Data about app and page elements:
--- START ---
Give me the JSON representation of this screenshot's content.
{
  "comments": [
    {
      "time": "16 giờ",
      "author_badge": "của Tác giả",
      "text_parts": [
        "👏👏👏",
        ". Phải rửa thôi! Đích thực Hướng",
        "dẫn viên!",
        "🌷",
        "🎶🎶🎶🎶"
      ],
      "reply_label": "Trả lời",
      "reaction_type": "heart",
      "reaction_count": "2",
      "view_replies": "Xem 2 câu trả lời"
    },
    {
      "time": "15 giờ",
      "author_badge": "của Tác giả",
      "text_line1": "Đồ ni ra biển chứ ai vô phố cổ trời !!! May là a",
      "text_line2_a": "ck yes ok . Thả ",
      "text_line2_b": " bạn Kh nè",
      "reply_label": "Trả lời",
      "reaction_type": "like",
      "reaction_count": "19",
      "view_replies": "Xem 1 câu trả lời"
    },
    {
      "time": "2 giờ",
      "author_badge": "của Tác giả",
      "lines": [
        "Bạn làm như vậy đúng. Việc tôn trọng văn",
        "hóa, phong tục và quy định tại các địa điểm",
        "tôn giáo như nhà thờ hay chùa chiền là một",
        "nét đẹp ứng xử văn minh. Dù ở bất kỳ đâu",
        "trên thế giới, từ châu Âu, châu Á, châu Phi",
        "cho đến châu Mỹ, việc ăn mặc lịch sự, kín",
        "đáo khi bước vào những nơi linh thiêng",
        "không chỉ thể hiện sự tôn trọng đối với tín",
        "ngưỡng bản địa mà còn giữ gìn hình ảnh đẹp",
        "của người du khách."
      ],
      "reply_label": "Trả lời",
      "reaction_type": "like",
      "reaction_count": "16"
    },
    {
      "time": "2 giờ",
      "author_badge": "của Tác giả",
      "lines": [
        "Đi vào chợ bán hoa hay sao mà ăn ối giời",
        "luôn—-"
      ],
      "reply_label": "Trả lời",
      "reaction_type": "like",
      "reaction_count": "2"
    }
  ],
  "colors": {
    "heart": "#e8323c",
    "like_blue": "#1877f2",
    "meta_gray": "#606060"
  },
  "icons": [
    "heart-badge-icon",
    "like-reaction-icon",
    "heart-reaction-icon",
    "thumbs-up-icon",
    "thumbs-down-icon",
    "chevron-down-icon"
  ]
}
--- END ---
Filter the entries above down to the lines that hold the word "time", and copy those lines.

### Response to the task:
      "time": "16 giờ",
      "time": "15 giờ",
      "time": "2 giờ",
      "time": "2 giờ",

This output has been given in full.